The Fair Trade movement emerged decades ago with the goal of delivering a better standard of living to many impoverished farmers and workers in the developing world, where unfair and exploitative prices, wages and working conditions prevail, trapping millions in poverty.
The movement, fueled by hundreds of retailers, NGOs, mission-driven for-profit “Alternative Trading Organizations” and conscious consumers, has established criteria and standards for fair pricing, wages and working conditions in farming and processing of diverse commodities and products. Products certified to these standards empower farmers and workers, and their families and communities, enabling them to improve their lives and livelihoods.
One Fair Trade standard and certification organization is the Fair Labeling Organization (FLO), which has developed fair trade standards and certifies producer groups that comply with these standards. TransFair is the US arm of FLO, and receives a “licensing fee” from companies that use the TransFair logo on products that are certified or contain fair trade ingredients.
Another Fair Trade standard and certification system is the Institute for Market Ecology’s (IMO) Fair for Life program. Fully committed fair trade companies including Equal Exchange, Theo Chocolate and Dr. Bronner’s have chosen to use IMO rather than FLO/TransFair for several reasons. In particular, IMO does not allow use of its seal on products and brands that do not have a majority of fair trade certified ingredients or materials. Further, Fair for Life also broadened the scope of fair trade to allow for the certification of virtually all agricultural commodities produced in developing countries if Fair Trade conditions are met along the entire value chain.
The Fair Trade Federation (FTF) is a US membership organization that accepts only dedicated fair trade “Alternative Trading Organizations,” and screens applicants against rigorous fair trade criteria. Fully committed fair trade companies such as Equal Exchange, Co-Op Coffees, Guayaki and Dr. Bronner’s are proud members.
While TransFair has done an admirable job in promoting the concept of fair trade and broadening its visibility, OCA and Dr. Bronner’s are concerned that TransFair has permitted its certification to be used in ways that mislead consumers and has attempted to claim exclusive use of the term “Fair Trade” in ways that unfairly hurt other certifiers and undermine the fair trade movement.
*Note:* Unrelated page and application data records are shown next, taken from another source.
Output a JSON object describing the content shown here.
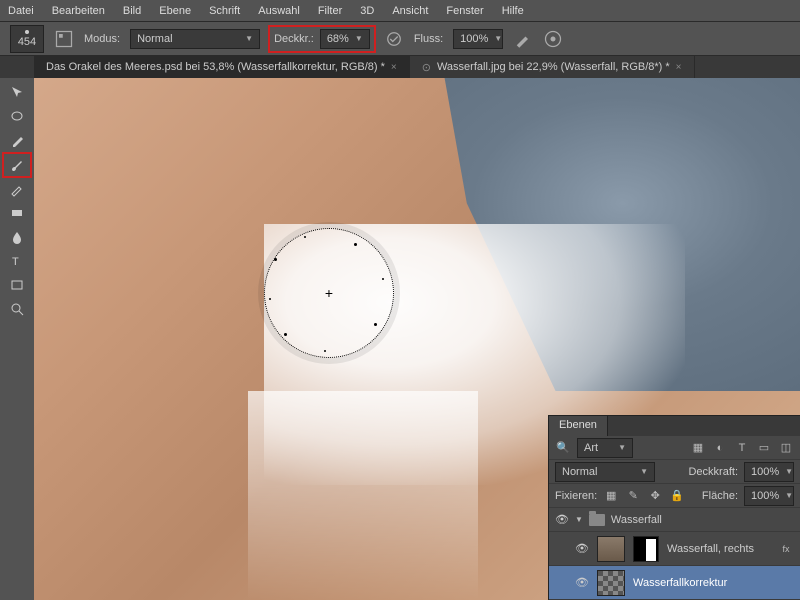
{
  "menu": [
    "Datei",
    "Bearbeiten",
    "Bild",
    "Ebene",
    "Schrift",
    "Auswahl",
    "Filter",
    "3D",
    "Ansicht",
    "Fenster",
    "Hilfe"
  ],
  "options": {
    "brush_size": "454",
    "mode_label": "Modus:",
    "mode_value": "Normal",
    "opacity_label": "Deckkr.:",
    "opacity_value": "68%",
    "flow_label": "Fluss:",
    "flow_value": "100%"
  },
  "tabs": {
    "active": "Das Orakel des Meeres.psd  bei 53,8% (Wasserfallkorrektur, RGB/8) *",
    "inactive": "Wasserfall.jpg bei 22,9% (Wasserfall, RGB/8*) *"
  },
  "layers_panel": {
    "title": "Ebenen",
    "filter": "Art",
    "blend": "Normal",
    "opacity_label": "Deckkraft:",
    "opacity_value": "100%",
    "lock_label": "Fixieren:",
    "fill_label": "Fläche:",
    "fill_value": "100%",
    "group": "Wasserfall",
    "layer1": "Wasserfall, rechts",
    "layer2": "Wasserfallkorrektur"
  }
}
David Bronner continues, “Many in the movement feel that TransFair needs to be held accountable, and that consumers need to be educated about alternatives, in particular IMO’s Fair for Life certification program. To prevent TransFair from monopolizing and abusing the term “Fair Trade,” the Organic Consumers Association and Dr. Bronner’s Magic Soaps have filed a formal complaint with the Federal Trade Commission. It details the issues and problems with TransFair, along with illustrative examples of ‘fair trade cheater brands’ like Avon/Mark and Hain Celestial/Queen Helene.”
SOURCE Organic Consumers Association